[[ Records to use, beginning ]]

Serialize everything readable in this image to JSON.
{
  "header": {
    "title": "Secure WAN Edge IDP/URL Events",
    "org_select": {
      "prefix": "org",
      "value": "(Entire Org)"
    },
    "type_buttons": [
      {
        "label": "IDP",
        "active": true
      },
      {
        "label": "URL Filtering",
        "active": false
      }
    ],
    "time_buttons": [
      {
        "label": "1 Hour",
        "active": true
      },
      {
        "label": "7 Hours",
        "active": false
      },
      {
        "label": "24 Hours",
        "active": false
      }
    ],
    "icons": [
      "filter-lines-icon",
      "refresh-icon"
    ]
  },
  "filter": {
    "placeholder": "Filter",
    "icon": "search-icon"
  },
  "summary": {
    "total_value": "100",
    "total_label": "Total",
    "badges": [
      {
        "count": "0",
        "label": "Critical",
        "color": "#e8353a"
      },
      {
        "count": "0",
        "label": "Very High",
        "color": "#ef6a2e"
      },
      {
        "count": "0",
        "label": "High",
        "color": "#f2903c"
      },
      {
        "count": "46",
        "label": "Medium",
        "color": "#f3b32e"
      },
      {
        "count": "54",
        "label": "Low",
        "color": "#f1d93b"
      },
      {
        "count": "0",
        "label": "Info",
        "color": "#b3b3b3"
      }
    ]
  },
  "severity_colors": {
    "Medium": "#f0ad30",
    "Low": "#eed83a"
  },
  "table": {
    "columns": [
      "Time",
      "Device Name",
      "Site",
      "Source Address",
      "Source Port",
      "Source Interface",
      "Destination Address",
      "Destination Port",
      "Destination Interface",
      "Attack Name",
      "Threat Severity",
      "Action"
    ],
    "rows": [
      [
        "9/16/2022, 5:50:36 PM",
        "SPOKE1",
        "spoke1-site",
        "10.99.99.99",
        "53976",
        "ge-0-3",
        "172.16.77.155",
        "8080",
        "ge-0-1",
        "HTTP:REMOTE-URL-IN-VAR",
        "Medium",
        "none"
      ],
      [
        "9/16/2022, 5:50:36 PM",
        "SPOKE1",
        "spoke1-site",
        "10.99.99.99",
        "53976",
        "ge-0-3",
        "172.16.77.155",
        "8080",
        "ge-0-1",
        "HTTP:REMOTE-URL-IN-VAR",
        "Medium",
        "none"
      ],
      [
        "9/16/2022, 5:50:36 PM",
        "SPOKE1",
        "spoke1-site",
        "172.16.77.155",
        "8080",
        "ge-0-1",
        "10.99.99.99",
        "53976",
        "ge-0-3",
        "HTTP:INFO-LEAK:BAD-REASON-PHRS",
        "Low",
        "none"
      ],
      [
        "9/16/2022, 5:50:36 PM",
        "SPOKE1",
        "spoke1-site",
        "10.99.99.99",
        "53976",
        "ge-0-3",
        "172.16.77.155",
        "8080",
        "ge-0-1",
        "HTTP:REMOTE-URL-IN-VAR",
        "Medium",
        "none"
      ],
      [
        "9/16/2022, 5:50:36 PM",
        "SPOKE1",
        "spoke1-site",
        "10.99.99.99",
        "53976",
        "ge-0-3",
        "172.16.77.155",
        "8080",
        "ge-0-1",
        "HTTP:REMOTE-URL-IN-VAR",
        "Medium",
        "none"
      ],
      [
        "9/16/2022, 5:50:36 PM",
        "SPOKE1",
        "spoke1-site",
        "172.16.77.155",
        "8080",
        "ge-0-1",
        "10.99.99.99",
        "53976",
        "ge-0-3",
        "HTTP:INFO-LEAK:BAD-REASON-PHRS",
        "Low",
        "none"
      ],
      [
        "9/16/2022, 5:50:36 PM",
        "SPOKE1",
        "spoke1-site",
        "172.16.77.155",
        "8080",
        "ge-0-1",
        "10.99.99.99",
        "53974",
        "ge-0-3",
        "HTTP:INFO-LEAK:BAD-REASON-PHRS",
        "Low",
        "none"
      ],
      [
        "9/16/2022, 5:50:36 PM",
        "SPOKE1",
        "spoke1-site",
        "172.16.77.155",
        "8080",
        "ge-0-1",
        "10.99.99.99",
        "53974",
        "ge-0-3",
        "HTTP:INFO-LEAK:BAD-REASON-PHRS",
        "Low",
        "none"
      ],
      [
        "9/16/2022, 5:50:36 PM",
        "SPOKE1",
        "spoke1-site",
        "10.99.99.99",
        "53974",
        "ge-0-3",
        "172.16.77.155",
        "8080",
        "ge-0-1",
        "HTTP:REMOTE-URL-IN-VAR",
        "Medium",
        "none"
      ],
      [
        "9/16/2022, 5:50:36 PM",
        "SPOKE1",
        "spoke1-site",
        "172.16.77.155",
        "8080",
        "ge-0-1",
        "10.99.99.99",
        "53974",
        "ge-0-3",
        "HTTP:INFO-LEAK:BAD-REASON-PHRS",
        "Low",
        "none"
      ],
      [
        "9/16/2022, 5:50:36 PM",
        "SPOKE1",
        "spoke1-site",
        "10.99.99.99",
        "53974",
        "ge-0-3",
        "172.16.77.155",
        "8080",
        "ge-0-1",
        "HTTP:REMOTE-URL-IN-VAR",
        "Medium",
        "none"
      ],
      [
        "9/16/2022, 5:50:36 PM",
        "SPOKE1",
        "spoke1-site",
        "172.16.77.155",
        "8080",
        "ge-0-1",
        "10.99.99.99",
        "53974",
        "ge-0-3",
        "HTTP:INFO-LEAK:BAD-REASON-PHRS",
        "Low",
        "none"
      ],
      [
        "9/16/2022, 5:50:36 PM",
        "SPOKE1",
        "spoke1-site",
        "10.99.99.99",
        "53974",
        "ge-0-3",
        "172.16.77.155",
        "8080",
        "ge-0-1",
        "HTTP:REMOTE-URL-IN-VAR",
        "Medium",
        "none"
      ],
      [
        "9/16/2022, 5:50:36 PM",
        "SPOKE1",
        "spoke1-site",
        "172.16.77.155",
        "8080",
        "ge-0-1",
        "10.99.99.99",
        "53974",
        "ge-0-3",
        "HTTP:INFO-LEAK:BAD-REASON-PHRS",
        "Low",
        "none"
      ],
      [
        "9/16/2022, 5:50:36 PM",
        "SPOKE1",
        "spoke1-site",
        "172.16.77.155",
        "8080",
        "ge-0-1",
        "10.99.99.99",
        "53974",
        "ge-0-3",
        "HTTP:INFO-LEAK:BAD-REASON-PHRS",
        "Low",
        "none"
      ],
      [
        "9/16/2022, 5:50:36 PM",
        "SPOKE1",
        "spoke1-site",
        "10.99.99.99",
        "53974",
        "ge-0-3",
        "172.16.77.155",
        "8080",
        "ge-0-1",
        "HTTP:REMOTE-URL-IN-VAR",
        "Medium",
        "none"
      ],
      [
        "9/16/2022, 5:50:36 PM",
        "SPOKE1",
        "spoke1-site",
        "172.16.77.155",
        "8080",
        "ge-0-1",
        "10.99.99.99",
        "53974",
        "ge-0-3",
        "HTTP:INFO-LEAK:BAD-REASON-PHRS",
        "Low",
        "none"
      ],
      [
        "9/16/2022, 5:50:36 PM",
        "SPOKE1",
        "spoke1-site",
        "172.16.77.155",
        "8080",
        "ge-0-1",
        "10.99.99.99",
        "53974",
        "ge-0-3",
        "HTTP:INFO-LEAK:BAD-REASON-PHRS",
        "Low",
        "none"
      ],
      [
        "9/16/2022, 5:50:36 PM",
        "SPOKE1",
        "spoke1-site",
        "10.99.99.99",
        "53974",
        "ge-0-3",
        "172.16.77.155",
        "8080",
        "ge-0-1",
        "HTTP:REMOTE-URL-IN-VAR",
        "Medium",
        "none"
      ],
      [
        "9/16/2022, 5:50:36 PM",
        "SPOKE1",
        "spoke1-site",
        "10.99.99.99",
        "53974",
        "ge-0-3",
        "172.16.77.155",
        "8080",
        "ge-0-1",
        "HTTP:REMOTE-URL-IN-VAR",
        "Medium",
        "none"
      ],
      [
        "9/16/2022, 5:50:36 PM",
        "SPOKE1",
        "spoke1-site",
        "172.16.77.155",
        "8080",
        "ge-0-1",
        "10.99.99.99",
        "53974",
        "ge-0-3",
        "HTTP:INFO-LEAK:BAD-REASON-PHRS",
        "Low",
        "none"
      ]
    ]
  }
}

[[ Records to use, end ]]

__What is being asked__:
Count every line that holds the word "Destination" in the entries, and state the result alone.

__Task output__:
3